NORTH DAKOTA STATE UNIVERSITY - FARGO, N D
In regions where there were thick masses of stagnating continental ice, steep-sided holes through the dead ice occasionally held lakes. Water was retained in these lakes by the ice walls. Fine-grained sediments (muds) accumulated on the lake bottoms. Once the ice walls melted away, however, the lakes drained, leaving the lake bottoms as plateau-like features underlain by fine-grained sediments.
Ice-walled lake plains, such as this one south of Medina, N.D., are common but anomalous features on the otherwise-hummocky landscape of the Missouri Coteau of central North Dakota. Unlike those of the surrounding landscape, the soils of these plateaus are particularly suitable for cultivation. Thus, these lake plains are often best viewed from the air as patches of intensive cultivation within hummocky grasslands.
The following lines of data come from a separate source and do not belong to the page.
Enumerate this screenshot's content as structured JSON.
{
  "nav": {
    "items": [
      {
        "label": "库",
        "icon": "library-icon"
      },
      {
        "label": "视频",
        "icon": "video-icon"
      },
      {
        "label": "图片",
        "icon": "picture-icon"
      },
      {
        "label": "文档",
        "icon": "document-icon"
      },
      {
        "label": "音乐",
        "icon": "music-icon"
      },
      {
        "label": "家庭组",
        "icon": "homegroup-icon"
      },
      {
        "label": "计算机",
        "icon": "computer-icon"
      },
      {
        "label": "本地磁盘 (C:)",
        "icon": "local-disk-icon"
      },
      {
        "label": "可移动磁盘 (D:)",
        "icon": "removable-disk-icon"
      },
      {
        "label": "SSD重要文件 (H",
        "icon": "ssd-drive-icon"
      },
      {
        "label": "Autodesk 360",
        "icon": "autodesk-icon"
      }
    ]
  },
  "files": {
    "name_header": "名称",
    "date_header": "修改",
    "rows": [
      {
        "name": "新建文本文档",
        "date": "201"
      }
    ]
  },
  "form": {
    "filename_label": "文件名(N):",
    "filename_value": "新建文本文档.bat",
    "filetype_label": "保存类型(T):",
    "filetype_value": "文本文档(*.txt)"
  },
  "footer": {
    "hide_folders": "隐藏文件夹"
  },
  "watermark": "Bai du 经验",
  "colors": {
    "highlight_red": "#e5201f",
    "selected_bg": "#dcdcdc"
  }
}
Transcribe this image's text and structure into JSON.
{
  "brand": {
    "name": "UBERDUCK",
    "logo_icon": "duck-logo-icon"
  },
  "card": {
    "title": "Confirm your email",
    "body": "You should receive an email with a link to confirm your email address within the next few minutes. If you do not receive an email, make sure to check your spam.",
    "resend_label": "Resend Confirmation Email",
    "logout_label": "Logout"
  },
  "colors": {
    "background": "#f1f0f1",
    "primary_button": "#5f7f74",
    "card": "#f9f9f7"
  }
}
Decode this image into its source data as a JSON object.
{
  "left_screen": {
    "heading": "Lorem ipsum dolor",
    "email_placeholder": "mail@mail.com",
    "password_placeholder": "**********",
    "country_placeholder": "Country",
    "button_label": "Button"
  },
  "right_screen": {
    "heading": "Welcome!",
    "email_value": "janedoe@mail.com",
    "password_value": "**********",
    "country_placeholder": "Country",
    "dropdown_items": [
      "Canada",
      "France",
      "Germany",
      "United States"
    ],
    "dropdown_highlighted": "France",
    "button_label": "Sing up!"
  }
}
In this photograph, the students are standing on the flanks of an ice-walled lake plain (flat surface, right foreground). The valley beyond represents a meltwater channel, and the hummocky topography of the Missouri Coteau forms the horizon.